DepEd Assistant Secretary G.H. Ambat, during her visit in Cebu for the launching of the Integrated Curriculum (IC) on Thursday, May 30, encouraged teachers to incorporate the comprehensive sexuality education with subjects like Science, Social Studies and Economics.
Through this, Ambat said the students will be aware and will have enough knowledge of what they should do and avoid in regard to the subject.
Starting this month, schools in Cebu Province will implement the IC approach to learning--a holistic and gender-sensitive method of teaching. The province will be the pilot area for this approach.
Ambat explained that through Science, teachers teach the students about their bodies, as well as how to take good care of them. In Social Studies, the children will learn about the various societal problems like overpopulation. In Economics, they will find out about the effects of overpopulation to the country’s economy.
Motivating the OSY
Ambat also encouraged students to engage in sports and other cultural program.
Through this kind of intervention, Ambat believed the number of early pregnancy cases and early marriage among the students, which, according to her, is one of the reasons students drop out of schools, would fall.

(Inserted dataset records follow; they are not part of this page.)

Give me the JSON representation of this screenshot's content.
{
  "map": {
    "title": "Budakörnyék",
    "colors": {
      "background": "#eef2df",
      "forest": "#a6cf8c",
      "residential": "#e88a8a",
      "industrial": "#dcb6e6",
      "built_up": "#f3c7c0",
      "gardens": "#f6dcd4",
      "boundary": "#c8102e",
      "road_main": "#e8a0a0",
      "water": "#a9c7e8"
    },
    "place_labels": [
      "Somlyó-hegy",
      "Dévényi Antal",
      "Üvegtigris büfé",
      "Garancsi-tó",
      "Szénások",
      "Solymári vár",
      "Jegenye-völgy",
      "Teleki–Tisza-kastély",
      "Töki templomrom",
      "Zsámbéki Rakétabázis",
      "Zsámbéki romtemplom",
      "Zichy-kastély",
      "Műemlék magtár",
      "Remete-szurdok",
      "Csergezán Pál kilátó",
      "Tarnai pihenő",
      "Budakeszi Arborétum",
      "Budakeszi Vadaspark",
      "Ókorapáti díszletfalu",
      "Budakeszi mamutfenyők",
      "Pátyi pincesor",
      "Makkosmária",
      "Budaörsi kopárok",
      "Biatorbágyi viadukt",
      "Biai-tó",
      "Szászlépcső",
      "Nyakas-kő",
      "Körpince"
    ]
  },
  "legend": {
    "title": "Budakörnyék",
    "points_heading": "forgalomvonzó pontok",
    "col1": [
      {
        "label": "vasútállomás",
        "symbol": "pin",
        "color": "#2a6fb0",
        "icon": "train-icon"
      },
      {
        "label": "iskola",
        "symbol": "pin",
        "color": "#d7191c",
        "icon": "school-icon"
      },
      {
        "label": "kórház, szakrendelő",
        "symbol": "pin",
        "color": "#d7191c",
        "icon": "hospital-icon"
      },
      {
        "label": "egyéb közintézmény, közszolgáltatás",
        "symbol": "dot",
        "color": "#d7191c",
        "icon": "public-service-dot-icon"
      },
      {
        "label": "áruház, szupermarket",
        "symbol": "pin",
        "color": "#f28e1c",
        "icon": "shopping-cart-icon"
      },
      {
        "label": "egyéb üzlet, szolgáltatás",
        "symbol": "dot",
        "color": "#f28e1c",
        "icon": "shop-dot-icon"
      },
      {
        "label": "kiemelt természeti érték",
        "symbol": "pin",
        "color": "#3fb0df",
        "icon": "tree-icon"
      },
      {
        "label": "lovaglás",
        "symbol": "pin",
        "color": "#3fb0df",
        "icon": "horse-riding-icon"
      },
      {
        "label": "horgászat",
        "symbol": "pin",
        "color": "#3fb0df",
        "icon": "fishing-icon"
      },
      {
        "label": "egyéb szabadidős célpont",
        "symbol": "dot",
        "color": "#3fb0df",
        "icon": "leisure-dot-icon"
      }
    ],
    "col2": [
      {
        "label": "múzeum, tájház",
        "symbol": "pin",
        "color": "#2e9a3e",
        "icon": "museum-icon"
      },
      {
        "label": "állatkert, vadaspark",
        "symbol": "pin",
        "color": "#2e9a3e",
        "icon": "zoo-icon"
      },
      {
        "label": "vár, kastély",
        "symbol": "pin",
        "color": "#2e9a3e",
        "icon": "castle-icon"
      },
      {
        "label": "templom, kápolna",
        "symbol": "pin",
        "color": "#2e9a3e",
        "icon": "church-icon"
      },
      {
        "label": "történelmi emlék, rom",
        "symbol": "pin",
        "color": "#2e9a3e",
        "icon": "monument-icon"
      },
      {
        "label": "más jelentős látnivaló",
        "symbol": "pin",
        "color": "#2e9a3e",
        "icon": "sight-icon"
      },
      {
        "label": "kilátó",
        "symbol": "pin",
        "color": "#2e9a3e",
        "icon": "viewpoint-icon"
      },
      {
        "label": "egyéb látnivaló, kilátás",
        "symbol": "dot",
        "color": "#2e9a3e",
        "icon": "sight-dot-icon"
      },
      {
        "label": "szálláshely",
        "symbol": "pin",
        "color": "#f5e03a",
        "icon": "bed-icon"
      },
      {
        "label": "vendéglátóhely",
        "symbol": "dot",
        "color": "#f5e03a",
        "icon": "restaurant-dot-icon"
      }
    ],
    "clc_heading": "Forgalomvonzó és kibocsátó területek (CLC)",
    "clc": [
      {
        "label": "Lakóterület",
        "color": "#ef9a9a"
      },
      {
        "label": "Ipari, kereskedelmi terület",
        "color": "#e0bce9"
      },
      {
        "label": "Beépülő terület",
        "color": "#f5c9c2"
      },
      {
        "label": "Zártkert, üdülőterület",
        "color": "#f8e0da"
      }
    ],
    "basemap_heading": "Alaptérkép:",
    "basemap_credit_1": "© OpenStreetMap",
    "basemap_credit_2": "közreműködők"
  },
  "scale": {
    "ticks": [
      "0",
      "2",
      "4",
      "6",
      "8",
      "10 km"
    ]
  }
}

“It is through this that we can educate our children holistically,” she said.
Based on their report, Ambat said there were 3.6 million out-of-school youth (OSY) nationwide, as of 2017. Their ages ranged from six to 24 years old. Eighty-four percent of them are females.
Ambat believed that most of these females stopped going to school because they either got pregnant or got married early.
That is why Ambat said DepEd has partnered with local government units to motivate these children to go back to school or take the alternative learning system.
Aside from early pregnancy and marriage, other issues that Ambat pointed out why students don’t go back to school are financial concerns and lack of interest.
She encouraged teachers and parents to work together in motivating the youth to learn.
“It takes a village to raise a child,” said Ambat. (JJL)